Exercise details — Read through the material below and find each line that has the word "real"; copy it.

- - -

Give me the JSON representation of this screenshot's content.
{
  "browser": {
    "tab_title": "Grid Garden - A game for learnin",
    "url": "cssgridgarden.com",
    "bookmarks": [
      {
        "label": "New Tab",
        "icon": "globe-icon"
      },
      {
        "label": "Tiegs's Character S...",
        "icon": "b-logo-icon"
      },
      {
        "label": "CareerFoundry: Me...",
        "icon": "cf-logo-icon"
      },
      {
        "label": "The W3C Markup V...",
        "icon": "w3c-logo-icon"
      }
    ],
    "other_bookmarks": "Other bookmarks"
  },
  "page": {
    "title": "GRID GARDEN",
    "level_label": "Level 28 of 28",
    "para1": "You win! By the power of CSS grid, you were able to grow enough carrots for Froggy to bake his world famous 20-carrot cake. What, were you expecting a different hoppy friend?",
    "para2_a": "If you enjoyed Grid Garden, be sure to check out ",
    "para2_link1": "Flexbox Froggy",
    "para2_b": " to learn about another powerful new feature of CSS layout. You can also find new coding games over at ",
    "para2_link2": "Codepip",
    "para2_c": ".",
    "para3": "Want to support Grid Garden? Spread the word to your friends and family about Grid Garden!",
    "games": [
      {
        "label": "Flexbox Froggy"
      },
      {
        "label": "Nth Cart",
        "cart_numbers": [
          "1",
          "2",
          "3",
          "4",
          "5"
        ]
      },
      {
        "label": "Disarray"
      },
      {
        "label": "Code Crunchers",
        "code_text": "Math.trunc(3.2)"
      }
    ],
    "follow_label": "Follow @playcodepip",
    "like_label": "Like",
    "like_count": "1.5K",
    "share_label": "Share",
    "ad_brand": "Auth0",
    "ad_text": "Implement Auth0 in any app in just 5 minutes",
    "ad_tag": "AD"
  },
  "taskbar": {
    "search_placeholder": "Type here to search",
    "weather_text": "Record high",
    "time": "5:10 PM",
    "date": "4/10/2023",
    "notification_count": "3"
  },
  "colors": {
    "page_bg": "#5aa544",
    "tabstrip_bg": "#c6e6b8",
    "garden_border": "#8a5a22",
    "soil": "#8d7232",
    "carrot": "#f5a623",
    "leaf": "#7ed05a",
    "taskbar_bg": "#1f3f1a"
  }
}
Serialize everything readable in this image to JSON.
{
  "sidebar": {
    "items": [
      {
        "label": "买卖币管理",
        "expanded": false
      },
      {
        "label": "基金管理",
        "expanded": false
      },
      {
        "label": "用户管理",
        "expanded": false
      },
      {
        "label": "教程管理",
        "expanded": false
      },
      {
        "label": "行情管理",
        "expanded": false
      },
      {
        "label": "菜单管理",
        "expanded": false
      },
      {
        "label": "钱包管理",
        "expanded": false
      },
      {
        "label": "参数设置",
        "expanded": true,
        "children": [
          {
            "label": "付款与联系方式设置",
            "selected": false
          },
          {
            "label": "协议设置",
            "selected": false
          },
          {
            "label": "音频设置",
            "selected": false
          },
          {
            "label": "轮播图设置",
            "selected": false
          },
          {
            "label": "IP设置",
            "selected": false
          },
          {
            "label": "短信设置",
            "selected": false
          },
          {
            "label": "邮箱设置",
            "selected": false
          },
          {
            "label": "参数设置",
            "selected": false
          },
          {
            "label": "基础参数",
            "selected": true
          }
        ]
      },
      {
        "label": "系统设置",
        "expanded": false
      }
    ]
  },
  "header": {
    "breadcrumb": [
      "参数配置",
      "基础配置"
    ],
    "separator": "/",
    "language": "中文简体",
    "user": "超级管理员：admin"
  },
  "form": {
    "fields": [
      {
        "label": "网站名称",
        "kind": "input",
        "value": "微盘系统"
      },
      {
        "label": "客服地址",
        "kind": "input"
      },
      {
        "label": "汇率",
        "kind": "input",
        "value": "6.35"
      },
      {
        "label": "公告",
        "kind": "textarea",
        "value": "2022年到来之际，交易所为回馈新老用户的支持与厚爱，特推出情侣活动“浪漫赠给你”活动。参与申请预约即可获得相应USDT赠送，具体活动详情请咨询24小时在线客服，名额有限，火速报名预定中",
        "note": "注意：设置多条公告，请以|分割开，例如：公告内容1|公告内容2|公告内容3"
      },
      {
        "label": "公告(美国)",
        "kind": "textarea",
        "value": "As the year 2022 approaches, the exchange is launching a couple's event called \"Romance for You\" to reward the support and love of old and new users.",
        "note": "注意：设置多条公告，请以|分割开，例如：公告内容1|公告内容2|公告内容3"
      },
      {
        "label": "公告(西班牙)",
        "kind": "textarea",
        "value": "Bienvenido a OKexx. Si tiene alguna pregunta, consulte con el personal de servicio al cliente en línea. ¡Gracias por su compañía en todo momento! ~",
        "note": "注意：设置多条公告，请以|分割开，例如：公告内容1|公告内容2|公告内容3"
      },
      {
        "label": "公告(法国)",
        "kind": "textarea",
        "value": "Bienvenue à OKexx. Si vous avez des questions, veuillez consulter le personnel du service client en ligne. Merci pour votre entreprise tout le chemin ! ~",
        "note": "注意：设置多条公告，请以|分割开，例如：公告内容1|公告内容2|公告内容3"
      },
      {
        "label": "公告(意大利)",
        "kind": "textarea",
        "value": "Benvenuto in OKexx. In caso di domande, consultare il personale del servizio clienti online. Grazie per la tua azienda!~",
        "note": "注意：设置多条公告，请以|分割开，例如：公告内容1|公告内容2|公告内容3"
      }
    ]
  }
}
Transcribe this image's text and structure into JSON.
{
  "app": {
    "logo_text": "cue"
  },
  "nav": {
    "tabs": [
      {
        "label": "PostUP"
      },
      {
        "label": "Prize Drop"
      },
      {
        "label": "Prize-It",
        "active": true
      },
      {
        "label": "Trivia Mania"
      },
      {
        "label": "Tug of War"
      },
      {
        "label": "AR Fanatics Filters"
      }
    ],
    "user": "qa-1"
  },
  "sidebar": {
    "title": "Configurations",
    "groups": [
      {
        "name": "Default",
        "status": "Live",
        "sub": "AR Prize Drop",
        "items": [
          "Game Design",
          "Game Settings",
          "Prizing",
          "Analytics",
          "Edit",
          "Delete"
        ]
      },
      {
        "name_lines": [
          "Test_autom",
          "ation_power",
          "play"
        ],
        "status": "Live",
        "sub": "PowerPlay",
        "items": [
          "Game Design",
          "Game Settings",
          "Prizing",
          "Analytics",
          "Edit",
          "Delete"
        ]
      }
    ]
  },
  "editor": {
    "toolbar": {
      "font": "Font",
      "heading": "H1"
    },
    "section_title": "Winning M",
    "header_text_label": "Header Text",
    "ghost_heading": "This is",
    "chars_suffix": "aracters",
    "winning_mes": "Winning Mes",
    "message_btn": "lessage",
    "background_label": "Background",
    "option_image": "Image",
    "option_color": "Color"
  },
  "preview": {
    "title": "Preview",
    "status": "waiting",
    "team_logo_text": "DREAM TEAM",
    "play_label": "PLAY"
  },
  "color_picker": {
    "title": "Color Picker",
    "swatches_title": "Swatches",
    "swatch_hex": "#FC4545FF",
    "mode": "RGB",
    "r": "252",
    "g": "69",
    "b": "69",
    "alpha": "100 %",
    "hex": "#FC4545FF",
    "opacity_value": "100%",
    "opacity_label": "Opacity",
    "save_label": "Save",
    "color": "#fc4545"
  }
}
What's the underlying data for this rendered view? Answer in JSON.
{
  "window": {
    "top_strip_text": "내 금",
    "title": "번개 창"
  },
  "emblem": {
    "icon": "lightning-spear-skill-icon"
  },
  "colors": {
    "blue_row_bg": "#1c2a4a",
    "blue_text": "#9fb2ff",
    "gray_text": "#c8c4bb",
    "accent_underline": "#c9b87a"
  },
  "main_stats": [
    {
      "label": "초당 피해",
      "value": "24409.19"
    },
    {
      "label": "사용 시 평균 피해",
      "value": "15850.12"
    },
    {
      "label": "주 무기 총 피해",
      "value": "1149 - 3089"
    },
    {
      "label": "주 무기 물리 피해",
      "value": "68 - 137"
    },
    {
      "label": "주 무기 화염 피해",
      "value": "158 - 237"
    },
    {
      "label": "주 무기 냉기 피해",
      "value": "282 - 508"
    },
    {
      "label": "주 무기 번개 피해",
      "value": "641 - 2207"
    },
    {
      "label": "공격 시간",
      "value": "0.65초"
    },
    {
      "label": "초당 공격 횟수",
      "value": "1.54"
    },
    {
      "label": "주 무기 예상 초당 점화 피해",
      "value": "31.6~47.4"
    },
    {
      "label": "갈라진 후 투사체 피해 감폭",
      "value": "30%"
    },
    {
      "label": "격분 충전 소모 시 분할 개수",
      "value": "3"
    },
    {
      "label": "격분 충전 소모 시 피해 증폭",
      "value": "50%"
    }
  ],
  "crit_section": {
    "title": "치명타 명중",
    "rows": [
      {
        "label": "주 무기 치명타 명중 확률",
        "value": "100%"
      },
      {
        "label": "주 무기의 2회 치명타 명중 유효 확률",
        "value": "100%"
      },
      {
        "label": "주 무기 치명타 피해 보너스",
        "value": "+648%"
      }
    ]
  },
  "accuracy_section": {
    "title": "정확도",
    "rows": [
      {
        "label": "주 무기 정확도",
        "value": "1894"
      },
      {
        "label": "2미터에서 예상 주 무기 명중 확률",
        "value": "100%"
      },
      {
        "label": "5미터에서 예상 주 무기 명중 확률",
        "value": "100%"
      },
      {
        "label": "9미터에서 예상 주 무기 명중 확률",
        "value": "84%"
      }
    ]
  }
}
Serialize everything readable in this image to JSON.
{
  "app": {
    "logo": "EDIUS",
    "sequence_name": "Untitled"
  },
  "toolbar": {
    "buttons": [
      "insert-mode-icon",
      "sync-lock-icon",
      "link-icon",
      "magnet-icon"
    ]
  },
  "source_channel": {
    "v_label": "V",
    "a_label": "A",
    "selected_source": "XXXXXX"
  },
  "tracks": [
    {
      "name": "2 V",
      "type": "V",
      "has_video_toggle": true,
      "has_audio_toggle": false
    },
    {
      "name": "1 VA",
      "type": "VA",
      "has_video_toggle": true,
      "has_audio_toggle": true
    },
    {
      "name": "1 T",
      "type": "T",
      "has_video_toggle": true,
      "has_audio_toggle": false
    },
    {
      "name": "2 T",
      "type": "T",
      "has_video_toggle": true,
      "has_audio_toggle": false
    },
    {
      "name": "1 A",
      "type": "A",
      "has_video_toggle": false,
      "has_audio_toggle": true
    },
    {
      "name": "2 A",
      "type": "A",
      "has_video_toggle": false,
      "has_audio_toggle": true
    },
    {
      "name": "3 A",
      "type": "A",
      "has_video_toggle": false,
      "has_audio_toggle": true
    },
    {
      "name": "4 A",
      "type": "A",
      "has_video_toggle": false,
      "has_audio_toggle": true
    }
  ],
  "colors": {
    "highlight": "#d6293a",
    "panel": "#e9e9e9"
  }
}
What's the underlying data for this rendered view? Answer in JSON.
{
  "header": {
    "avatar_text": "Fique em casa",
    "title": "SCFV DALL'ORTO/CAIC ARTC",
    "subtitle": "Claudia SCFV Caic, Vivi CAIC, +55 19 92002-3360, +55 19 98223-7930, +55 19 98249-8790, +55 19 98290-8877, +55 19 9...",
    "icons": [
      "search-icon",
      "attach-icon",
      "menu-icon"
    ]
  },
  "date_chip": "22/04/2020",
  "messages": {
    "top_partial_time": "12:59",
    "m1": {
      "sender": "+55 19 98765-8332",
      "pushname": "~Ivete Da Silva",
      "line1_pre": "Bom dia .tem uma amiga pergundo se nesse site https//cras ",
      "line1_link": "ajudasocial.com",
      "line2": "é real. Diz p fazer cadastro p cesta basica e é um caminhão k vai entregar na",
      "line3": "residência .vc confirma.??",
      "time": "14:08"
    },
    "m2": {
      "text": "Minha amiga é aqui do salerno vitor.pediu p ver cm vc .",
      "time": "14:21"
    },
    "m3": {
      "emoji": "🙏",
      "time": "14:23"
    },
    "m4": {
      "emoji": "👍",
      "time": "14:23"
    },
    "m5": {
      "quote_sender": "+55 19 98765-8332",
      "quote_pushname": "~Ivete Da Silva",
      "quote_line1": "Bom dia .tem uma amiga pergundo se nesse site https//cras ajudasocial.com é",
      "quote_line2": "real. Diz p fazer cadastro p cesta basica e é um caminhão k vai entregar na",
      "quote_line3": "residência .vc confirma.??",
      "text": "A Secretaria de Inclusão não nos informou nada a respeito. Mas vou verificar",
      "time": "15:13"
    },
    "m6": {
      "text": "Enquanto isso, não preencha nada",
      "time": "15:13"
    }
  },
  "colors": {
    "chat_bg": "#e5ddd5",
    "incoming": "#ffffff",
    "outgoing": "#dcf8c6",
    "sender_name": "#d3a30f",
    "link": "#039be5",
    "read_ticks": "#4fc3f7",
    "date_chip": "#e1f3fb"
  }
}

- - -

Solution —
      "line2": "é real. Diz p fazer cadastro p cesta basica e é um caminhão k vai entregar na",
      "quote_line2": "real. Diz p fazer cadastro p cesta basica e é um caminhão k vai entregar na",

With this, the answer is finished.